The relapsing malaria species, Plasmodium vivax, is the most widely distributed and difficult-to-treat cause of human malaria. The merozoites of P. vivax preferentially invade ephemeral human CD71+ reticulocytes (nascent reticulocytes), thereby limiting the development of a robust continuous culture in vitro. Fortunately, P. vivax’s sister species, P. cynomolgi Berok, can be cultured continuously, providing the ability to screen novel therapeutics drug and vaccine candidates in a reliable and high-throughput manner. Based on well-established growth inhibition activity (GIA) assays against P. falciparum and P. knowlesi, this protocol adopts the current flow cytometry assay methodology and investigates P. vivax inhibitory antibodies using the P. cynomolgi Berok invasion model based on the thiol-reactivity and DNA abundance of viable parasites in macaque erythrocytes. Established GIA assays screen antibodies at either a single concentration or high/low dose concentrations to provide quick insights for prioritizing potential antibodies capable of specifically interrupting parasite ligand and host receptor binding with minimal concentrations. Hence, this protocol expands on the existing GIA assay by using serially diluted antibodies and generating a dose-response curve to better quantify the inhibitory efficacy amongst selected vaccine candidates.

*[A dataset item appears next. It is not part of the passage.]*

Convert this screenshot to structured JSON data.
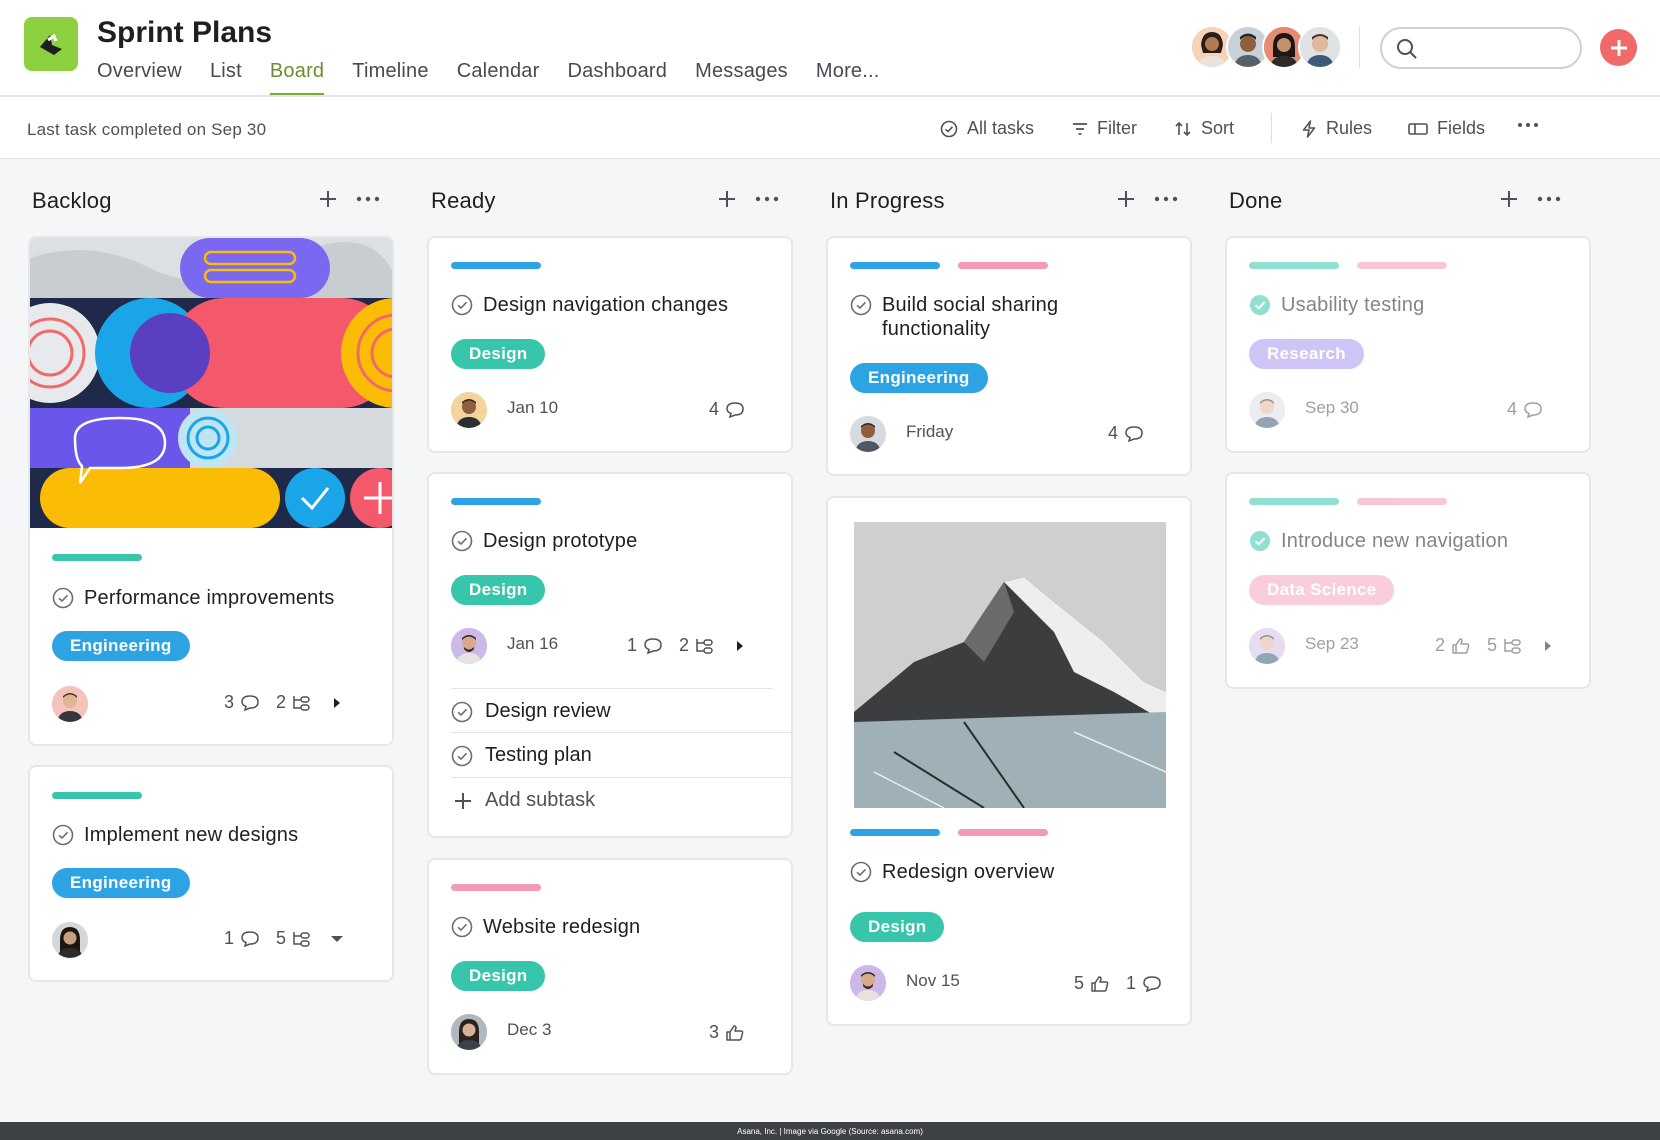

0 Q&A 2479 Views Jul 5, 2021

Phlebotomine vectors, sand flies of the order Diptera, are known to transmit Leishmania parasites as well as RNA viruses (arboviruses) to humans. The arbovirus, Icoaraci Phlebovirus (BeAN 24262 - ICOV), used in this study was isolated from Nectomys rodents, a mammalian species that is the same natural sylvatic reservoir of Leishmania (Leishmania) amazonensis. This Leishmania species is distributed in primary and secondary forests in Brazil and other countries in America and causes localized and diffuse anergic skin lesions. In our recent studies, we observed an aggravation of the protozoan infection by ICOV through the modulation of cytokine expression, such as IL-10 and IFN-β, enhancing the parasite load and possibly the pathogenesis. Efficient viral production and quantitation had to be developed and standardized to ensure that immuno-molecular assays provide consistent and reproducible viral infection results. The standardization of these procedures becomes a particularly useful tool in research, with several applications in understanding the interaction between the host cell and Phlebovirus, as well as co-infections, allowing the study of intracellular signaling pathways. Here, we detail a protocol that allows the production and quantitation of the Icoaraci Phlebovirus using BHK-21 cells (baby hamster kidney cells) and subsequent infection of peritoneal macrophages from C57BL/6 mice.